(Dataset records)
+++++

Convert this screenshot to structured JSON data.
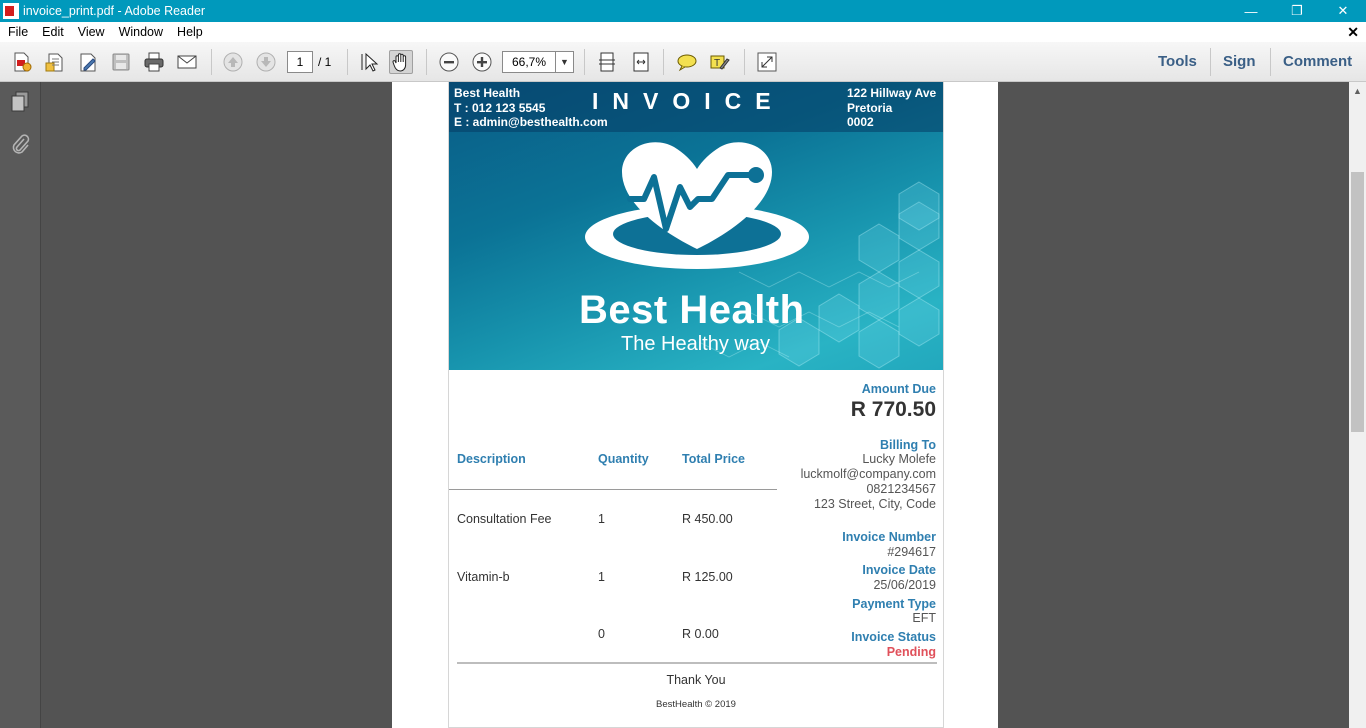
{
  "window": {
    "title": "invoice_print.pdf - Adobe Reader",
    "minimize": "—",
    "maximize": "❐",
    "close": "✕"
  },
  "menu": {
    "items": [
      "File",
      "Edit",
      "View",
      "Window",
      "Help"
    ],
    "close": "✕"
  },
  "toolbar": {
    "page_current": "1",
    "page_total": "/ 1",
    "zoom": "66,7%",
    "tools": "Tools",
    "sign": "Sign",
    "comment": "Comment"
  },
  "invoice": {
    "header": {
      "company_lines": [
        "Best Health",
        "T : 012 123 5545",
        "E : admin@besthealth.com"
      ],
      "title": "INVOICE",
      "address_lines": [
        "122 Hillway Ave",
        "Pretoria",
        "0002"
      ]
    },
    "brand": {
      "name": "Best Health",
      "tagline": "The Healthy way"
    },
    "amount_due_label": "Amount Due",
    "amount_due": "R 770.50",
    "columns": [
      "Description",
      "Quantity",
      "Total Price"
    ],
    "rows": [
      {
        "description": "Consultation Fee",
        "quantity": "1",
        "price": "R 450.00"
      },
      {
        "description": "Vitamin-b",
        "quantity": "1",
        "price": "R 125.00"
      },
      {
        "description": "",
        "quantity": "0",
        "price": "R 0.00"
      }
    ],
    "billing": {
      "label": "Billing To",
      "lines": [
        "Lucky Molefe",
        "luckmolf@company.com",
        "0821234567",
        "123 Street, City, Code"
      ]
    },
    "invoice_number_label": "Invoice Number",
    "invoice_number": "#294617",
    "invoice_date_label": "Invoice Date",
    "invoice_date": "25/06/2019",
    "payment_type_label": "Payment Type",
    "payment_type": "EFT",
    "invoice_status_label": "Invoice Status",
    "invoice_status": "Pending",
    "thanks": "Thank You",
    "copyright": "BestHealth © 2019"
  },
  "colors": {
    "titlebar": "#0099bc",
    "accent": "#2f7fb0",
    "pending": "#e0505a",
    "doc_bg": "#535353"
  }
}
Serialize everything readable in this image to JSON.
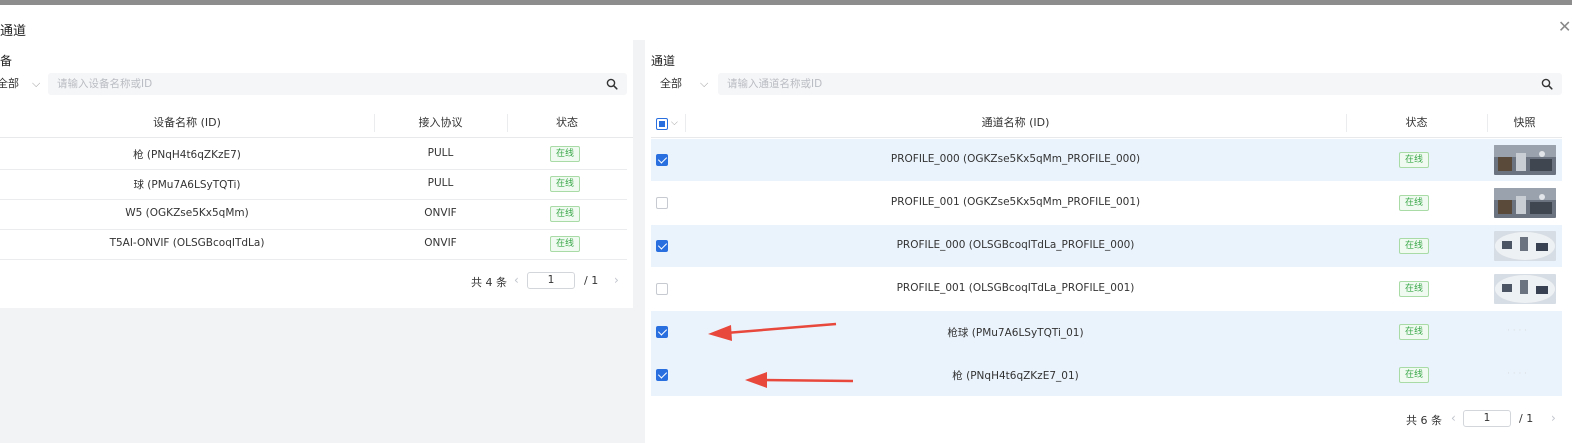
{
  "dialog": {
    "title": "通道",
    "close_icon": "close-icon"
  },
  "left": {
    "title": "备",
    "filter": "全部",
    "search_placeholder": "请输入设备名称或ID",
    "columns": [
      "设备名称 (ID)",
      "接入协议",
      "状态"
    ],
    "rows": [
      {
        "name": "枪 (PNqH4t6qZKzE7)",
        "protocol": "PULL",
        "status": "在线"
      },
      {
        "name": "球 (PMu7A6LSyTQTi)",
        "protocol": "PULL",
        "status": "在线"
      },
      {
        "name": "W5 (OGKZse5Kx5qMm)",
        "protocol": "ONVIF",
        "status": "在线"
      },
      {
        "name": "T5AI-ONVIF (OLSGBcoqITdLa)",
        "protocol": "ONVIF",
        "status": "在线"
      }
    ],
    "pager": {
      "total": "共 4 条",
      "page": "1",
      "of": "/  1"
    }
  },
  "right": {
    "title": "通道",
    "filter": "全部",
    "search_placeholder": "请输入通道名称或ID",
    "columns": [
      "通道名称 (ID)",
      "状态",
      "快照"
    ],
    "rows": [
      {
        "name": "PROFILE_000 (OGKZse5Kx5qMm_PROFILE_000)",
        "status": "在线",
        "checked": true,
        "snapshot": "office"
      },
      {
        "name": "PROFILE_001 (OGKZse5Kx5qMm_PROFILE_001)",
        "status": "在线",
        "checked": false,
        "snapshot": "office"
      },
      {
        "name": "PROFILE_000 (OLSGBcoqITdLa_PROFILE_000)",
        "status": "在线",
        "checked": true,
        "snapshot": "fisheye"
      },
      {
        "name": "PROFILE_001 (OLSGBcoqITdLa_PROFILE_001)",
        "status": "在线",
        "checked": false,
        "snapshot": "fisheye"
      },
      {
        "name": "枪球 (PMu7A6LSyTQTi_01)",
        "status": "在线",
        "checked": true,
        "snapshot": "none"
      },
      {
        "name": "枪 (PNqH4t6qZKzE7_01)",
        "status": "在线",
        "checked": true,
        "snapshot": "none"
      }
    ],
    "pager": {
      "total": "共 6 条",
      "page": "1",
      "of": "/  1"
    }
  },
  "colors": {
    "accent": "#2a6fe0",
    "online": "#3aa84a",
    "selected_row": "#eaf3fc",
    "annotation_arrow": "#e8473b"
  }
}
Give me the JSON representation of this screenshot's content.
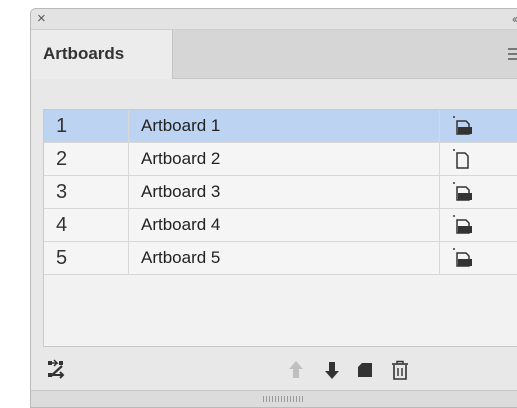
{
  "panel": {
    "close_glyph": "×",
    "collapse_glyph": "‹‹",
    "tab_label": "Artboards"
  },
  "artboards": [
    {
      "number": "1",
      "name": "Artboard 1",
      "orientation": "landscape",
      "selected": true
    },
    {
      "number": "2",
      "name": "Artboard 2",
      "orientation": "portrait",
      "selected": false
    },
    {
      "number": "3",
      "name": "Artboard 3",
      "orientation": "landscape",
      "selected": false
    },
    {
      "number": "4",
      "name": "Artboard 4",
      "orientation": "landscape",
      "selected": false
    },
    {
      "number": "5",
      "name": "Artboard 5",
      "orientation": "landscape",
      "selected": false
    }
  ],
  "toolbar": {
    "icons": [
      "rearrange-icon",
      "move-up-icon",
      "move-down-icon",
      "new-artboard-icon",
      "delete-icon"
    ],
    "move_up_enabled": false
  },
  "colors": {
    "selected_row": "#bcd3f2",
    "panel_bg": "#e8e8e8",
    "icon": "#333333",
    "disabled_icon": "#c0c0c0"
  }
}
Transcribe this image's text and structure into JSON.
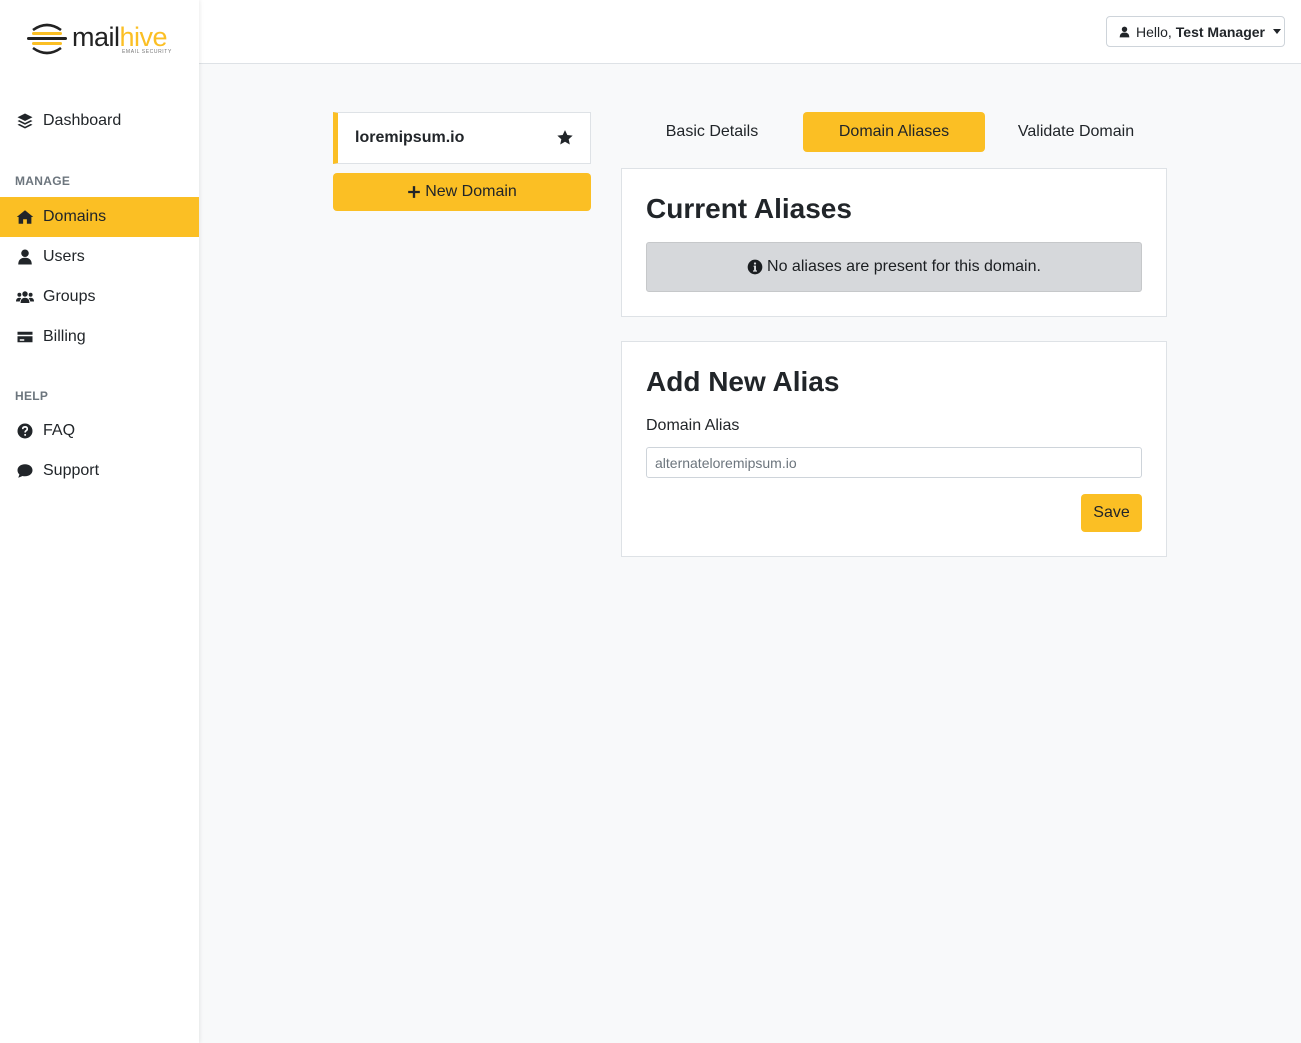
{
  "brand": {
    "word_main": "mail",
    "word_accent": "hive",
    "tagline": "EMAIL SECURITY",
    "accent_color": "#fbbf24"
  },
  "sidebar": {
    "dashboard": {
      "label": "Dashboard",
      "icon": "layers-icon"
    },
    "manage_heading": "MANAGE",
    "manage_items": [
      {
        "label": "Domains",
        "icon": "home-icon",
        "active": true
      },
      {
        "label": "Users",
        "icon": "user-icon"
      },
      {
        "label": "Groups",
        "icon": "users-icon"
      },
      {
        "label": "Billing",
        "icon": "credit-card-icon"
      }
    ],
    "help_heading": "HELP",
    "help_items": [
      {
        "label": "FAQ",
        "icon": "question-circle-icon"
      },
      {
        "label": "Support",
        "icon": "comment-icon"
      }
    ]
  },
  "topbar": {
    "greeting": "Hello,",
    "user_name": "Test Manager"
  },
  "domains": {
    "selected": "loremipsum.io",
    "new_button": "New Domain"
  },
  "tabs": [
    {
      "label": "Basic Details"
    },
    {
      "label": "Domain Aliases",
      "active": true
    },
    {
      "label": "Validate Domain"
    }
  ],
  "current_aliases": {
    "title": "Current Aliases",
    "empty_message": "No aliases are present for this domain."
  },
  "add_alias": {
    "title": "Add New Alias",
    "field_label": "Domain Alias",
    "placeholder": "alternateloremipsum.io",
    "save_label": "Save"
  }
}
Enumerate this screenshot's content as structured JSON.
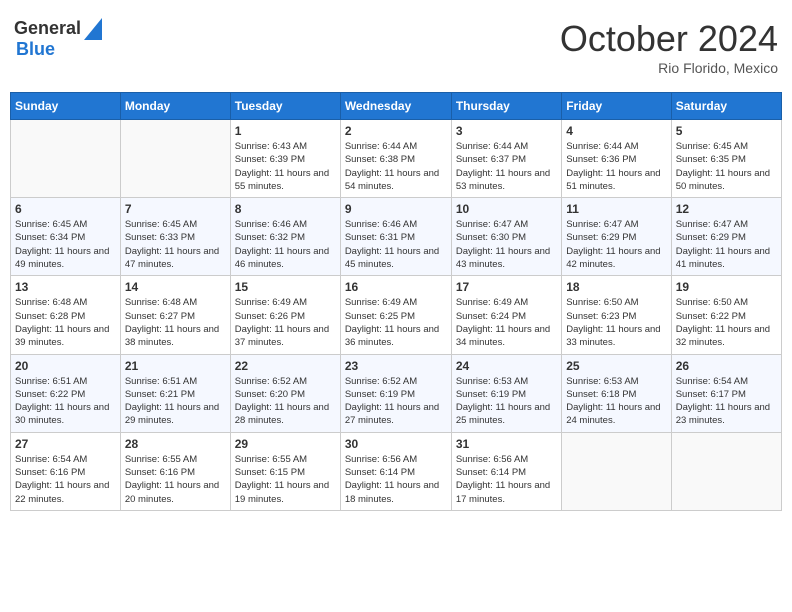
{
  "header": {
    "logo_general": "General",
    "logo_blue": "Blue",
    "month_title": "October 2024",
    "location": "Rio Florido, Mexico"
  },
  "weekdays": [
    "Sunday",
    "Monday",
    "Tuesday",
    "Wednesday",
    "Thursday",
    "Friday",
    "Saturday"
  ],
  "weeks": [
    [
      {
        "day": "",
        "info": ""
      },
      {
        "day": "",
        "info": ""
      },
      {
        "day": "1",
        "info": "Sunrise: 6:43 AM\nSunset: 6:39 PM\nDaylight: 11 hours and 55 minutes."
      },
      {
        "day": "2",
        "info": "Sunrise: 6:44 AM\nSunset: 6:38 PM\nDaylight: 11 hours and 54 minutes."
      },
      {
        "day": "3",
        "info": "Sunrise: 6:44 AM\nSunset: 6:37 PM\nDaylight: 11 hours and 53 minutes."
      },
      {
        "day": "4",
        "info": "Sunrise: 6:44 AM\nSunset: 6:36 PM\nDaylight: 11 hours and 51 minutes."
      },
      {
        "day": "5",
        "info": "Sunrise: 6:45 AM\nSunset: 6:35 PM\nDaylight: 11 hours and 50 minutes."
      }
    ],
    [
      {
        "day": "6",
        "info": "Sunrise: 6:45 AM\nSunset: 6:34 PM\nDaylight: 11 hours and 49 minutes."
      },
      {
        "day": "7",
        "info": "Sunrise: 6:45 AM\nSunset: 6:33 PM\nDaylight: 11 hours and 47 minutes."
      },
      {
        "day": "8",
        "info": "Sunrise: 6:46 AM\nSunset: 6:32 PM\nDaylight: 11 hours and 46 minutes."
      },
      {
        "day": "9",
        "info": "Sunrise: 6:46 AM\nSunset: 6:31 PM\nDaylight: 11 hours and 45 minutes."
      },
      {
        "day": "10",
        "info": "Sunrise: 6:47 AM\nSunset: 6:30 PM\nDaylight: 11 hours and 43 minutes."
      },
      {
        "day": "11",
        "info": "Sunrise: 6:47 AM\nSunset: 6:29 PM\nDaylight: 11 hours and 42 minutes."
      },
      {
        "day": "12",
        "info": "Sunrise: 6:47 AM\nSunset: 6:29 PM\nDaylight: 11 hours and 41 minutes."
      }
    ],
    [
      {
        "day": "13",
        "info": "Sunrise: 6:48 AM\nSunset: 6:28 PM\nDaylight: 11 hours and 39 minutes."
      },
      {
        "day": "14",
        "info": "Sunrise: 6:48 AM\nSunset: 6:27 PM\nDaylight: 11 hours and 38 minutes."
      },
      {
        "day": "15",
        "info": "Sunrise: 6:49 AM\nSunset: 6:26 PM\nDaylight: 11 hours and 37 minutes."
      },
      {
        "day": "16",
        "info": "Sunrise: 6:49 AM\nSunset: 6:25 PM\nDaylight: 11 hours and 36 minutes."
      },
      {
        "day": "17",
        "info": "Sunrise: 6:49 AM\nSunset: 6:24 PM\nDaylight: 11 hours and 34 minutes."
      },
      {
        "day": "18",
        "info": "Sunrise: 6:50 AM\nSunset: 6:23 PM\nDaylight: 11 hours and 33 minutes."
      },
      {
        "day": "19",
        "info": "Sunrise: 6:50 AM\nSunset: 6:22 PM\nDaylight: 11 hours and 32 minutes."
      }
    ],
    [
      {
        "day": "20",
        "info": "Sunrise: 6:51 AM\nSunset: 6:22 PM\nDaylight: 11 hours and 30 minutes."
      },
      {
        "day": "21",
        "info": "Sunrise: 6:51 AM\nSunset: 6:21 PM\nDaylight: 11 hours and 29 minutes."
      },
      {
        "day": "22",
        "info": "Sunrise: 6:52 AM\nSunset: 6:20 PM\nDaylight: 11 hours and 28 minutes."
      },
      {
        "day": "23",
        "info": "Sunrise: 6:52 AM\nSunset: 6:19 PM\nDaylight: 11 hours and 27 minutes."
      },
      {
        "day": "24",
        "info": "Sunrise: 6:53 AM\nSunset: 6:19 PM\nDaylight: 11 hours and 25 minutes."
      },
      {
        "day": "25",
        "info": "Sunrise: 6:53 AM\nSunset: 6:18 PM\nDaylight: 11 hours and 24 minutes."
      },
      {
        "day": "26",
        "info": "Sunrise: 6:54 AM\nSunset: 6:17 PM\nDaylight: 11 hours and 23 minutes."
      }
    ],
    [
      {
        "day": "27",
        "info": "Sunrise: 6:54 AM\nSunset: 6:16 PM\nDaylight: 11 hours and 22 minutes."
      },
      {
        "day": "28",
        "info": "Sunrise: 6:55 AM\nSunset: 6:16 PM\nDaylight: 11 hours and 20 minutes."
      },
      {
        "day": "29",
        "info": "Sunrise: 6:55 AM\nSunset: 6:15 PM\nDaylight: 11 hours and 19 minutes."
      },
      {
        "day": "30",
        "info": "Sunrise: 6:56 AM\nSunset: 6:14 PM\nDaylight: 11 hours and 18 minutes."
      },
      {
        "day": "31",
        "info": "Sunrise: 6:56 AM\nSunset: 6:14 PM\nDaylight: 11 hours and 17 minutes."
      },
      {
        "day": "",
        "info": ""
      },
      {
        "day": "",
        "info": ""
      }
    ]
  ]
}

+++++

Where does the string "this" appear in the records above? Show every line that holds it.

### TASK ANSWER
Convert this screenshot to structured JSON data.
Serialize everything readable in this image to JSON.
Give me the JSON representation of this screenshot's content.
Transcribe this image's text and structure into JSON.
    "empty_message": "No aliases are present for this domain."
Enumerate this screenshot's content as structured JSON.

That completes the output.